**Requirement**
The data are to be restated in full, exactly as presented.

BEGIN Supplied entries

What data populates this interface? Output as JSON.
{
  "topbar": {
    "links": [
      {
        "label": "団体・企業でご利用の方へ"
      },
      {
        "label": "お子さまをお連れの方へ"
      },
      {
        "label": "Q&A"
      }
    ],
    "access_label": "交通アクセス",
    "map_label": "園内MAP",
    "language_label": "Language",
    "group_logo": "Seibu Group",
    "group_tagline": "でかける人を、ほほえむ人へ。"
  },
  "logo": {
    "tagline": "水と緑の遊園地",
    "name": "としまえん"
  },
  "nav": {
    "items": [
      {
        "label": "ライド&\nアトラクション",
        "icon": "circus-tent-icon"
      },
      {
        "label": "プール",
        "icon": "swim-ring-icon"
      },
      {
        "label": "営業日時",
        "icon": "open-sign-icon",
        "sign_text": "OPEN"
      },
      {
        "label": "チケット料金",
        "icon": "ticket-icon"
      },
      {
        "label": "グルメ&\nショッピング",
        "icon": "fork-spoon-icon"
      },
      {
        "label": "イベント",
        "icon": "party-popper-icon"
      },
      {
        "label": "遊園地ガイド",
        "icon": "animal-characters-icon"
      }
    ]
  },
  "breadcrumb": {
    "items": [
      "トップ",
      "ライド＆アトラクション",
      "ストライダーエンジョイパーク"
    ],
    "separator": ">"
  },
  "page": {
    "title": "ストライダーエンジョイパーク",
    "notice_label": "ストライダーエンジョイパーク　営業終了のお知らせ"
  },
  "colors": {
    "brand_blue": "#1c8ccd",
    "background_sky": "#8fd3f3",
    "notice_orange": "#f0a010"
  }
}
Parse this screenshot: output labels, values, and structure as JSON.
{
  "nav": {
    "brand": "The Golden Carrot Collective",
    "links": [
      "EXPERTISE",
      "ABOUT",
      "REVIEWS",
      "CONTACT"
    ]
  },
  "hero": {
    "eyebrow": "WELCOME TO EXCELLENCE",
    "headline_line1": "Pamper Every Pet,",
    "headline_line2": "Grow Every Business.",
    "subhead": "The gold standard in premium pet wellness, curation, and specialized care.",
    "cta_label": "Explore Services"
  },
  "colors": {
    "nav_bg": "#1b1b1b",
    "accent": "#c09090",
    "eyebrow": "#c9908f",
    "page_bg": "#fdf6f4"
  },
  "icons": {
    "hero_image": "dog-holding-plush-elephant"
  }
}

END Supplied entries

**Exercise answer**
What data populates this interface? Output as JSON.
{
  "topbar": {
    "links": [
      {
        "label": "団体・企業でご利用の方へ"
      },
      {
        "label": "お子さまをお連れの方へ"
      },
      {
        "label": "Q&A"
      }
    ],
    "access_label": "交通アクセス",
    "map_label": "園内MAP",
    "language_label": "Language",
    "group_logo": "Seibu Group",
    "group_tagline": "でかける人を、ほほえむ人へ。"
  },
  "logo": {
    "tagline": "水と緑の遊園地",
    "name": "としまえん"
  },
  "nav": {
    "items": [
      {
        "label": "ライド&\nアトラクション",
        "icon": "circus-tent-icon"
      },
      {
        "label": "プール",
        "icon": "swim-ring-icon"
      },
      {
        "label": "営業日時",
        "icon": "open-sign-icon",
        "sign_text": "OPEN"
      },
      {
        "label": "チケット料金",
        "icon": "ticket-icon"
      },
      {
        "label": "グルメ&\nショッピング",
        "icon": "fork-spoon-icon"
      },
      {
        "label": "イベント",
        "icon": "party-popper-icon"
      },
      {
        "label": "遊園地ガイド",
        "icon": "animal-characters-icon"
      }
    ]
  },
  "breadcrumb": {
    "items": [
      "トップ",
      "ライド＆アトラクション",
      "ストライダーエンジョイパーク"
    ],
    "separator": ">"
  },
  "page": {
    "title": "ストライダーエンジョイパーク",
    "notice_label": "ストライダーエンジョイパーク　営業終了のお知らせ"
  },
  "colors": {
    "brand_blue": "#1c8ccd",
    "background_sky": "#8fd3f3",
    "notice_orange": "#f0a010"
  }
}
Parse this screenshot: output labels, values, and structure as JSON.
{
  "nav": {
    "brand": "The Golden Carrot Collective",
    "links": [
      "EXPERTISE",
      "ABOUT",
      "REVIEWS",
      "CONTACT"
    ]
  },
  "hero": {
    "eyebrow": "WELCOME TO EXCELLENCE",
    "headline_line1": "Pamper Every Pet,",
    "headline_line2": "Grow Every Business.",
    "subhead": "The gold standard in premium pet wellness, curation, and specialized care.",
    "cta_label": "Explore Services"
  },
  "colors": {
    "nav_bg": "#1b1b1b",
    "accent": "#c09090",
    "eyebrow": "#c9908f",
    "page_bg": "#fdf6f4"
  },
  "icons": {
    "hero_image": "dog-holding-plush-elephant"
  }
}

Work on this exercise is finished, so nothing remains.